◆ **Instructions for the task**
Write out the entries verbatim and leave the images out of the copy.

(The data)

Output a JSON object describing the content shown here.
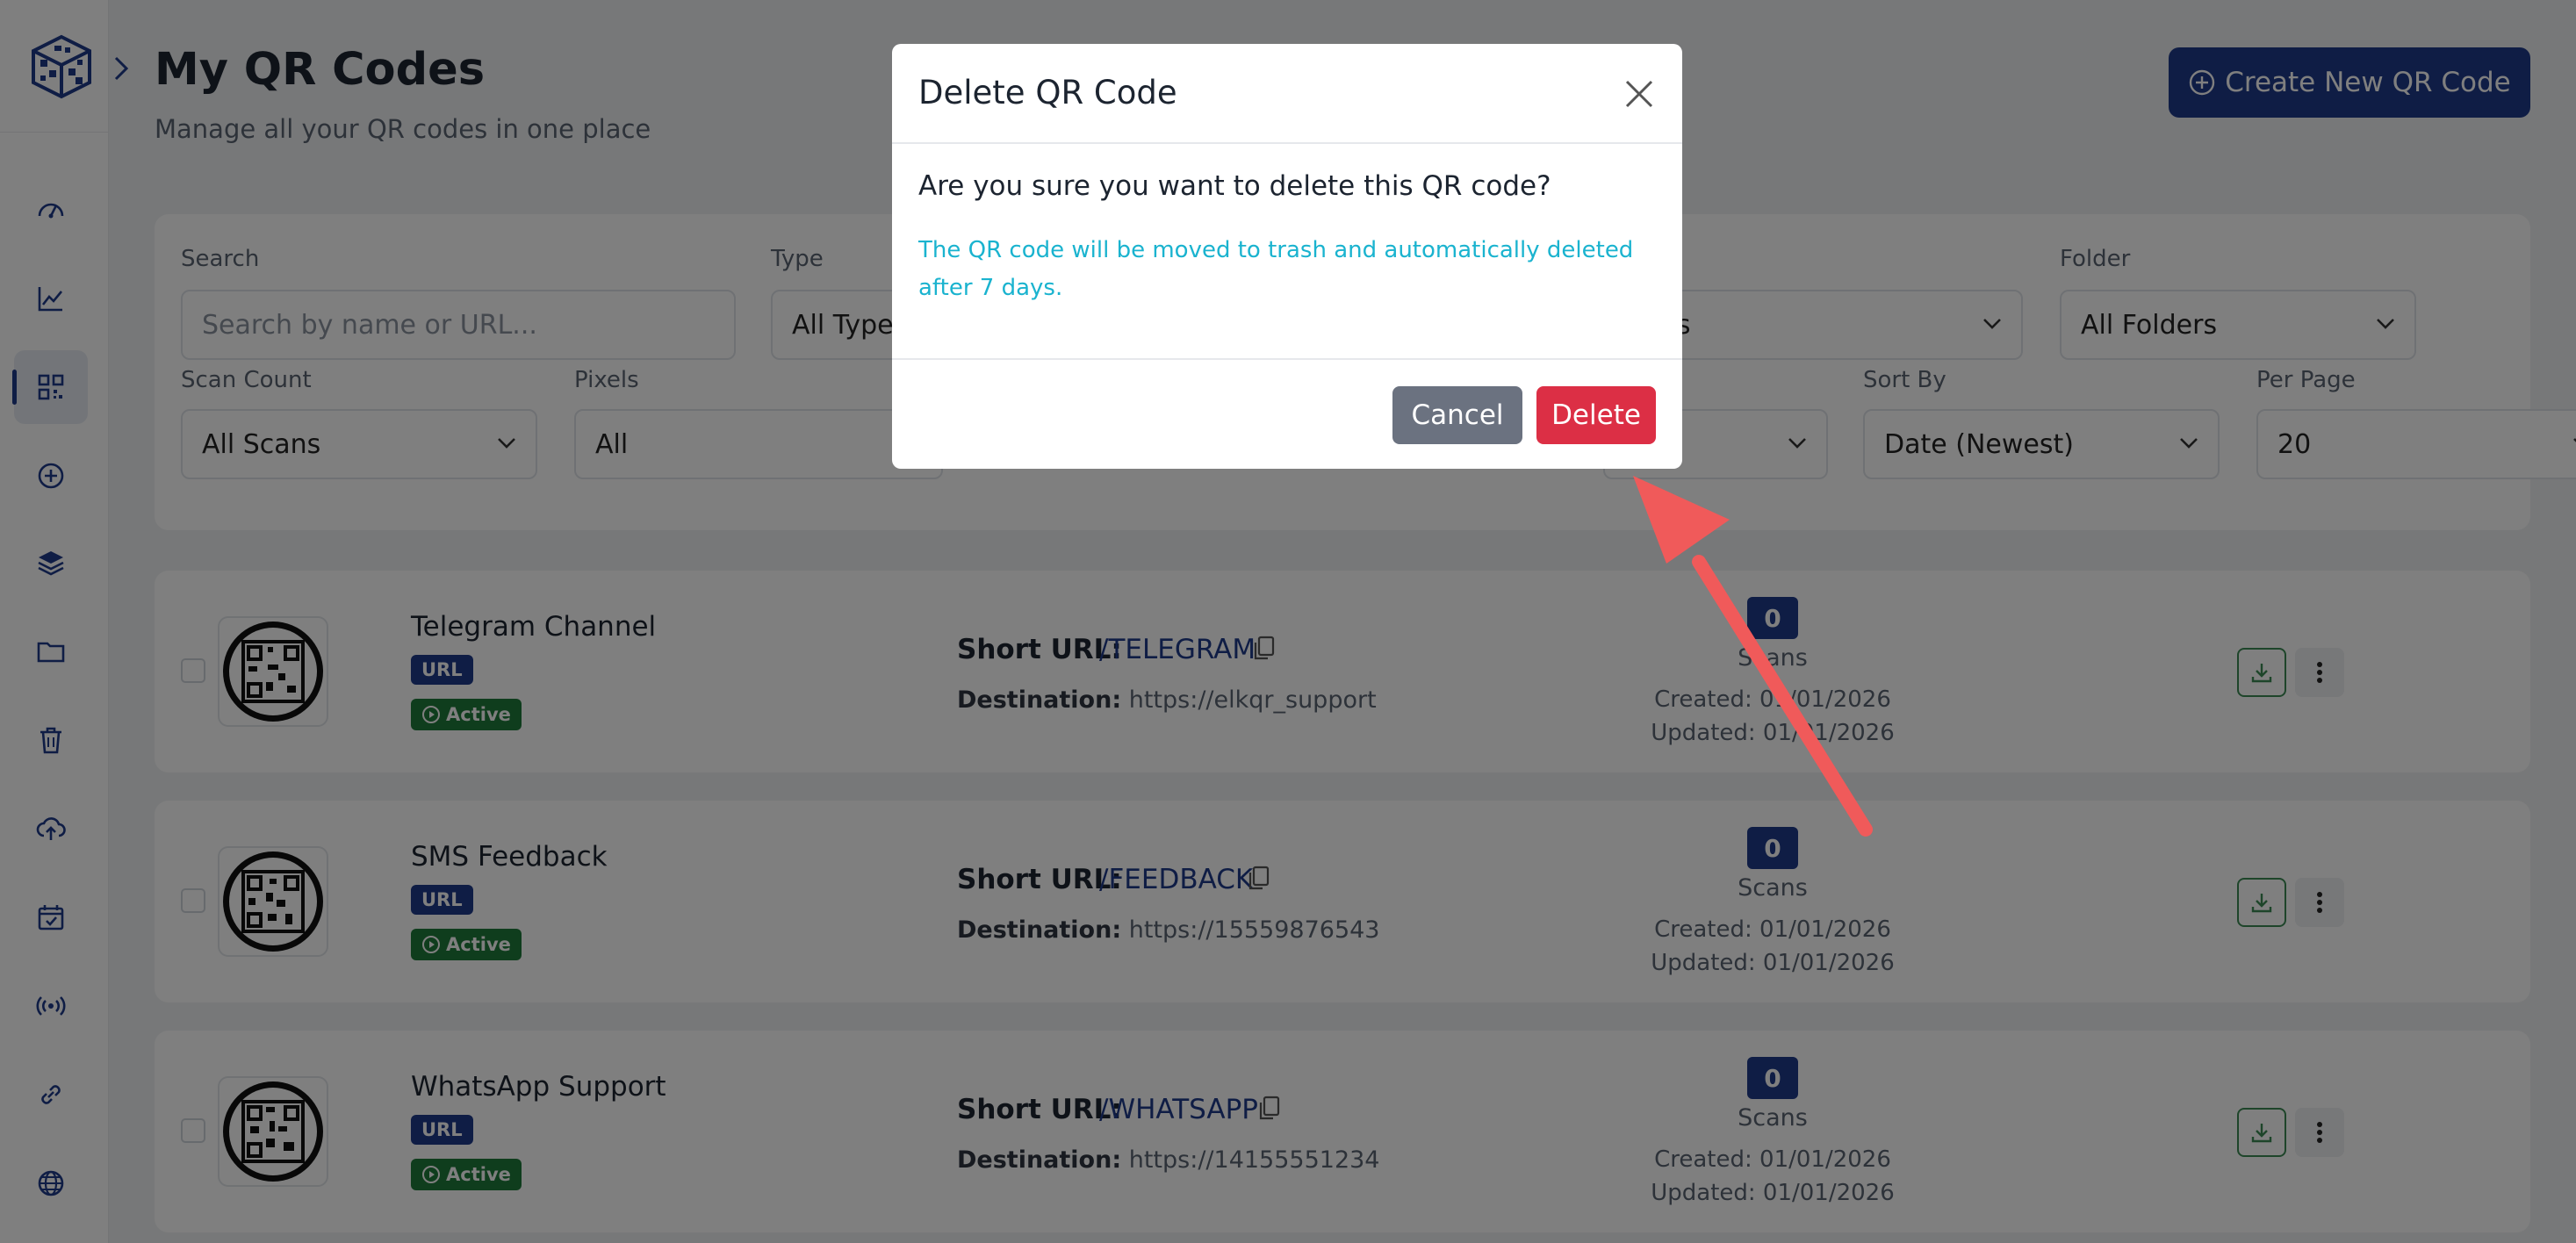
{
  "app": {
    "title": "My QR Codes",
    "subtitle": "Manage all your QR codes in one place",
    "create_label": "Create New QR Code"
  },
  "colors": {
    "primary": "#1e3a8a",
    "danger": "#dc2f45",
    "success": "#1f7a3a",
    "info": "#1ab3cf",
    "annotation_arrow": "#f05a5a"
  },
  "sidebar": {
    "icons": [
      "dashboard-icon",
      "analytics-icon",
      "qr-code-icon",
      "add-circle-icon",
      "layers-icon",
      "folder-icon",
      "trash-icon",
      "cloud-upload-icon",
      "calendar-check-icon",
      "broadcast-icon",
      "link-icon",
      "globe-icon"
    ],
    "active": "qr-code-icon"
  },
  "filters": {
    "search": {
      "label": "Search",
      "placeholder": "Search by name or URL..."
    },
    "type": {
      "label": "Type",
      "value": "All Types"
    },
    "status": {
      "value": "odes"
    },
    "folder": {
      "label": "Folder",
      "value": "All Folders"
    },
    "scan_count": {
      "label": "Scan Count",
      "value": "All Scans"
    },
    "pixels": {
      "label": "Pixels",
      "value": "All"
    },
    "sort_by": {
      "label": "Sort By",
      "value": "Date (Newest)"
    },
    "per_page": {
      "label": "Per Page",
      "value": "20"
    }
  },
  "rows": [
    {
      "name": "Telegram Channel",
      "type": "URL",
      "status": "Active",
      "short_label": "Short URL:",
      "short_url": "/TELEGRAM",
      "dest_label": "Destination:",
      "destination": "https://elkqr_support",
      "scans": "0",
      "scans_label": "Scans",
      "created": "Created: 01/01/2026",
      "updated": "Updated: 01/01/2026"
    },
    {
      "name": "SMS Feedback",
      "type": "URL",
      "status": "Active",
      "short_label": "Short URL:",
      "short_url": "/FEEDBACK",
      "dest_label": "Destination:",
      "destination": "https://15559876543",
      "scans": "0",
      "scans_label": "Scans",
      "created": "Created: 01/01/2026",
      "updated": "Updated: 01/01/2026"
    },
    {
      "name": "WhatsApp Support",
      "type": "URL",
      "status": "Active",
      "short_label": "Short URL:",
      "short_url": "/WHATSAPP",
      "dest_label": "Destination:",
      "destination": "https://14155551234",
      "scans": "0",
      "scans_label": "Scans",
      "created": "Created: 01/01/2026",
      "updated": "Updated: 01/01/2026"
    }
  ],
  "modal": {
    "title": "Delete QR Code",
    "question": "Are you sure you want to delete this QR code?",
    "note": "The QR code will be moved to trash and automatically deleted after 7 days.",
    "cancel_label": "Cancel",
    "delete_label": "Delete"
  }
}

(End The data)

◆ **Reply to the exercise**
Output a JSON object describing the content shown here.
{
  "app": {
    "title": "My QR Codes",
    "subtitle": "Manage all your QR codes in one place",
    "create_label": "Create New QR Code"
  },
  "colors": {
    "primary": "#1e3a8a",
    "danger": "#dc2f45",
    "success": "#1f7a3a",
    "info": "#1ab3cf",
    "annotation_arrow": "#f05a5a"
  },
  "sidebar": {
    "icons": [
      "dashboard-icon",
      "analytics-icon",
      "qr-code-icon",
      "add-circle-icon",
      "layers-icon",
      "folder-icon",
      "trash-icon",
      "cloud-upload-icon",
      "calendar-check-icon",
      "broadcast-icon",
      "link-icon",
      "globe-icon"
    ],
    "active": "qr-code-icon"
  },
  "filters": {
    "search": {
      "label": "Search",
      "placeholder": "Search by name or URL..."
    },
    "type": {
      "label": "Type",
      "value": "All Types"
    },
    "status": {
      "value": "odes"
    },
    "folder": {
      "label": "Folder",
      "value": "All Folders"
    },
    "scan_count": {
      "label": "Scan Count",
      "value": "All Scans"
    },
    "pixels": {
      "label": "Pixels",
      "value": "All"
    },
    "sort_by": {
      "label": "Sort By",
      "value": "Date (Newest)"
    },
    "per_page": {
      "label": "Per Page",
      "value": "20"
    }
  },
  "rows": [
    {
      "name": "Telegram Channel",
      "type": "URL",
      "status": "Active",
      "short_label": "Short URL:",
      "short_url": "/TELEGRAM",
      "dest_label": "Destination:",
      "destination": "https://elkqr_support",
      "scans": "0",
      "scans_label": "Scans",
      "created": "Created: 01/01/2026",
      "updated": "Updated: 01/01/2026"
    },
    {
      "name": "SMS Feedback",
      "type": "URL",
      "status": "Active",
      "short_label": "Short URL:",
      "short_url": "/FEEDBACK",
      "dest_label": "Destination:",
      "destination": "https://15559876543",
      "scans": "0",
      "scans_label": "Scans",
      "created": "Created: 01/01/2026",
      "updated": "Updated: 01/01/2026"
    },
    {
      "name": "WhatsApp Support",
      "type": "URL",
      "status": "Active",
      "short_label": "Short URL:",
      "short_url": "/WHATSAPP",
      "dest_label": "Destination:",
      "destination": "https://14155551234",
      "scans": "0",
      "scans_label": "Scans",
      "created": "Created: 01/01/2026",
      "updated": "Updated: 01/01/2026"
    }
  ],
  "modal": {
    "title": "Delete QR Code",
    "question": "Are you sure you want to delete this QR code?",
    "note": "The QR code will be moved to trash and automatically deleted after 7 days.",
    "cancel_label": "Cancel",
    "delete_label": "Delete"
  }
}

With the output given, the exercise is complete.